The CDC recommends that kids take 11,500 or more steps and/or have at least 60 minutes of physical activity per day. If we were to rely on this happening in school, sadly, most kids would be out of luck. Only the very fortunate students receive daily PE. Research shows that despite the plethora of benefits of daily physical education and physical activity, only 8% of elementary schools, 6.4% of middle schools, and 5.8% of high schools provide PE to all of its students every day. Worse yet, about 20% of elementary schools have even ditched recess in an effort to improve test scores. All this results in a dearth of physical activity for school kids in the US
What can you do? When you teach physical education or lead physical activity sessions, use the following strategies to help you be more efficient so your students spend less time standing around and more time engaged in moderate-to-vigorous physical activity (MVPA). These active minutes add up and help you get more bang for your PE buck.
Instructional Strategies (those that help with giving instructions)
• Insist on students’ attention when giving instructions. Whatever your method (count down from 5, all gather in, etc.), be sure students have eyes and ears ready for learning when you are teaching. Balls or other implements should be placed on the ground so they are not distracting, and students should be facing you. If outside, be sure they are not facing the sun or other distractions. Be consistent with this throughout the year and you will save yourself a lot of repetition and time!
• Once you have their attention, allow them to travel the perimeter while listening to help increase MVPA.
• Keep instructions brief. No need for extra verbiage. Every extra word is time taken away from their practice.
• When introducing an activity, use “The object is… You do that by…” This gives students the overall object of the game, followed by the basic rules in order of play and importance.
• Use the 80/20 Rule: Most (about 80%) of your students will catch on by listening to your instructions. The rest (20%) may not be auditory learners and they will get it once they begin to see others move and play. Don’t ask if they have any questions, as it will slow things down. Once they all begin to play, as you watch and move around the class, find students who aren’t getting it and give them more instruction, or do a demonstration with their group, to help them on their way.
• For some activities, a “show and tell” (demonstration) works the best. As you explain the drill or game, have a centrally located group act it out. Be sure if they do something incorrectly, to correct it and make sure the class knows how it should be done. Obviously, this is not to berate the demonstrators, but to ensure folks know the correct way!
• Say the “when” before the “what”. E.g. “When I say ‘go’ how quickly can you find a partner you will work well with?” or “On the music, begin travelling around the perimeter clockwise.” If you don’t, many of your students begin moving before you are finished with instructions and, while their MVPA goes up, they miss what you want them to do so you end up spending more time repeating it to individuals or small groups.
Management Strategies (those that help with managing students or equipment)
• Transitions are traditionally a big time-suck. While you are getting students into pairs or groups, or getting equipment, or moving to a new activity, MVPA typically goes down.

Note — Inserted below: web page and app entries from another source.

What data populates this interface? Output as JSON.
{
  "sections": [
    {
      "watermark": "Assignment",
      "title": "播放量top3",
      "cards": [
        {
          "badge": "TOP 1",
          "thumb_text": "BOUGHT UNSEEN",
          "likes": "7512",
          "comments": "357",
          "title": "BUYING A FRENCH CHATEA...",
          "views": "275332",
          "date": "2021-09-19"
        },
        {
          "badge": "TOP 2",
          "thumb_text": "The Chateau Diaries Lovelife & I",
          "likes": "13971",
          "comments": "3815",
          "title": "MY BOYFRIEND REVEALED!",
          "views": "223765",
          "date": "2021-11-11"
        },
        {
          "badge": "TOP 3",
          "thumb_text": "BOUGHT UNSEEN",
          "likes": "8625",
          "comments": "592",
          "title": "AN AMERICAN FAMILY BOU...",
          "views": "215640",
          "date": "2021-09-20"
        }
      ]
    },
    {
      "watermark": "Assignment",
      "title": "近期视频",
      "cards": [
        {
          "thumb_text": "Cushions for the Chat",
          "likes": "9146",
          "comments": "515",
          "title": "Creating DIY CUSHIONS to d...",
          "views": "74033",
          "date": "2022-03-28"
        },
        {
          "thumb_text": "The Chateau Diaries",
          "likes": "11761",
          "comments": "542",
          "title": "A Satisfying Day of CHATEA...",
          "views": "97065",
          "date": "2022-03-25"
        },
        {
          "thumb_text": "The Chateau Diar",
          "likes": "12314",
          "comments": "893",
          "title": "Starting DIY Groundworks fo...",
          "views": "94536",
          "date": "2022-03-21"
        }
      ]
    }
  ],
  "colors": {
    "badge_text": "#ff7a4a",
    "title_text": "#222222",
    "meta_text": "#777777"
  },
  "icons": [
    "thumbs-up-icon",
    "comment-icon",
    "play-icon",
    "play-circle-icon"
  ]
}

But, when you keep MVPA a priority, you can make transitions smooth and quick.
- Use pre-made partners (call them Workout Buddies) that you use for an entire unit. Whenever you say “Find your XX Buddy (e.g. Thumb Wrestling, Imaginary Rope Jumping, Stretching, etc.) they find that specific partner and do that activity immediately. As soon as you see all pairs together and active, use your signal and begin instruction for the next activity or skill.
- For getting equipment, have students choose who in their group will be the Equipment Manager (EM), or assign EMs for a unit, and they quickly distribute and collect equipment while all are listening to instructions.
- When transitioning from one activity to another, have students move around the perimeter or inside the activity area while you set up for the next activity. Or better yet, show them how to set up their area with cones, spots etc. and have them do it themselves.
• Keep your groups small so students have plenty of opportunities to practice skills. Student to Equipment ratios should be no greater than 10-1 and many times will be 1-1 for individual practice of shooting or ball-handling, or 2-1 for partner activities and passing and receiving drills. Small group games should also have fewer rules than the “real” game so there is less time working out the rules and more time practicing.
• When planning your lessons think about group sizes and how they will change throughout the lesson. Keep them similar for smoother transitions. An example of this is to start with an individual activity such as a ball-handling drill where each student has a ball. Transition into a passing activity by finding pre-made partners and the Equipment Manager taking 1 ball back to the cart. They continue to pass until the signal. Then, pairs join together to form a group of 4 to play a mini-game or do another drill. Again, Equipment Managers handle moving equipment to a safe area.
These strategies will help make your class more efficient and increase MVPA for the benefit of all. Just think, an extra 5 minutes of MVPA during a 30-minute daily PE class adds up to an extra 25 minutes per week, 100 minutes per month, and 1,000 minutes in a school year. That’s an extra 33 whole lessons. Just think what you could teach with all that extra time!